See the contents pages of the books for a detailed listing. NET 2.0 introduced a number of new Web controls designed for accessing and modifying data.Therefore, whatever manager clicks the Update button last will have his or her changes saved, overwriting the other's.The following figure illustrates this workflow when Manager A - the manager who updates the unit price to .00 - clicks the Update button after Manager B has already saved his changes.These controls allow page developers to declaratively access and modify data without writing any code to perform the data access. ) Because multiple users can visit the same web page concurrently, it is possible for a user visiting a data modification page to inadvertently overwrite the modifications made by another user. If two users visit this page simultaneously from different computers and both edit the same row, whomever saves the first will have her changes overwritten by whomever saves the row last.This article is one in a series of articles on ASP. This type of behavior is known as "last write wins" and is the default behavior for web applications.She clicks the Edit button and starts to make her change.At the same time, the other manager visits the page and sees the unit price below .00 and, noting store policy, decides to mark it as discontinued.

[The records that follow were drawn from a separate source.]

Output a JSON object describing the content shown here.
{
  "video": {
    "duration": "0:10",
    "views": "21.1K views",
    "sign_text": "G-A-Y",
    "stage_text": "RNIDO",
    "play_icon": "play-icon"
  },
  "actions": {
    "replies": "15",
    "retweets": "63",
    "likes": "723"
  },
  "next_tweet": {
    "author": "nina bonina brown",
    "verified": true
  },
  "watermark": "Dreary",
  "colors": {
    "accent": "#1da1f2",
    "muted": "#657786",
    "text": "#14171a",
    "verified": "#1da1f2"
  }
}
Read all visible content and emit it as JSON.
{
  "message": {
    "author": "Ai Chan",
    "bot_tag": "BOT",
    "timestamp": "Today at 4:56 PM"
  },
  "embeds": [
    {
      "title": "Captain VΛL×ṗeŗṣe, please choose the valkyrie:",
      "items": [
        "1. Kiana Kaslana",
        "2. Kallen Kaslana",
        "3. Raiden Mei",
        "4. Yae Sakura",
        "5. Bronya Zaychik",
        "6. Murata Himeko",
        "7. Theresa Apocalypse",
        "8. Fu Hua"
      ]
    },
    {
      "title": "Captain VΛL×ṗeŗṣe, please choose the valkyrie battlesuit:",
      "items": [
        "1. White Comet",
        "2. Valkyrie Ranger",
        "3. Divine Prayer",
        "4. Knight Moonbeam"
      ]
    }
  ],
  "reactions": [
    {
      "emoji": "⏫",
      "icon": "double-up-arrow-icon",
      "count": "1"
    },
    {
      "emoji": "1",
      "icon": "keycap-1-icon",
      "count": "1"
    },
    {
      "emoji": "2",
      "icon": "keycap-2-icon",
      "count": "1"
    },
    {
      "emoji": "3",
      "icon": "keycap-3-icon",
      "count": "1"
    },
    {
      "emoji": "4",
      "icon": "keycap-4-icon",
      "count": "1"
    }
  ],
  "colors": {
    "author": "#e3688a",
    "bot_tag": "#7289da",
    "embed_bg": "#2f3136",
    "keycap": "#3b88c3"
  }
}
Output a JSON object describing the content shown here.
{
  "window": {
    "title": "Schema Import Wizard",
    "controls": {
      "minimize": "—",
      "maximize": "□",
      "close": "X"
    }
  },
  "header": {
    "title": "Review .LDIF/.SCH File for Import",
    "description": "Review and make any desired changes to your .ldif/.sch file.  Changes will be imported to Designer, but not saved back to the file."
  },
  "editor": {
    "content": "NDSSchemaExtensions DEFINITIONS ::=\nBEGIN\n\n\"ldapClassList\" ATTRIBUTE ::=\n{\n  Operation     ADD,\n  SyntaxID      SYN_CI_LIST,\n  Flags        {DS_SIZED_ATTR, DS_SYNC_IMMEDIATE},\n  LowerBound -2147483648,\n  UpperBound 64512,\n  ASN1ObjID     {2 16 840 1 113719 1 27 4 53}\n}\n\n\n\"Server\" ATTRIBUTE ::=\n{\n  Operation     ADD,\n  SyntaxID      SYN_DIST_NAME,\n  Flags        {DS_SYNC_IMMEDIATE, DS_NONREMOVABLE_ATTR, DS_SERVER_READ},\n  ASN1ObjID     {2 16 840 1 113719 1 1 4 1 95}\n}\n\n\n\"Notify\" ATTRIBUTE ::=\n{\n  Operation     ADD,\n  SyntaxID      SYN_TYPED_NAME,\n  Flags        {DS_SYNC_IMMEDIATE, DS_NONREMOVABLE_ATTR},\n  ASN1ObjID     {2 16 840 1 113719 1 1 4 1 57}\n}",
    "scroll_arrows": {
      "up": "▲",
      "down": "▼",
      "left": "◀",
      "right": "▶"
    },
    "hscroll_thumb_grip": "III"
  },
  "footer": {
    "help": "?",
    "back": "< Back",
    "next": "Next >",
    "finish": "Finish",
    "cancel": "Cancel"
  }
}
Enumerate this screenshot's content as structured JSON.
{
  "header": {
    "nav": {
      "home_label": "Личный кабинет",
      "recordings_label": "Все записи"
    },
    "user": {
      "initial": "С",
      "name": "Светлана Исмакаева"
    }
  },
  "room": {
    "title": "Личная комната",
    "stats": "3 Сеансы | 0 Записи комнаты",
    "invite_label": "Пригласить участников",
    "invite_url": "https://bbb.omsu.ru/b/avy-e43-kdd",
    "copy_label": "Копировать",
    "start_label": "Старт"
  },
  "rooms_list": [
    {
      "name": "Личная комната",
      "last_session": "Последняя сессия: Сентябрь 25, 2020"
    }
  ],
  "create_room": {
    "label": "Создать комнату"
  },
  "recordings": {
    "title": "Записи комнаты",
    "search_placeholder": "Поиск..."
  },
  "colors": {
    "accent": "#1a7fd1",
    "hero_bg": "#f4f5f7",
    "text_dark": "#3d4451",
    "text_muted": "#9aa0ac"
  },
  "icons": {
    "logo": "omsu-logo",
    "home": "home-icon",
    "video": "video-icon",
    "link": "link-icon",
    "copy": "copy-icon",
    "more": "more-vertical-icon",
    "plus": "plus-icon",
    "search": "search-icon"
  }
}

Optimistic assumes that concurrency violations are rare and that if such an error occurs that it's adequate to ask one of the conflicting parties to re-enter their information.In many web applications users can only modify data specific to their account, so there's no concern or need for concurrency control.But in applications where concurrency conflicts may occur, it's worthwhile to consider adding some form of concurrency control.The only way to guarantee that concurrency conflicts cannot occur is to limit data modification to one user at a time.Such draconian forms of concurrency control are referred to as pessimistic concurrency control.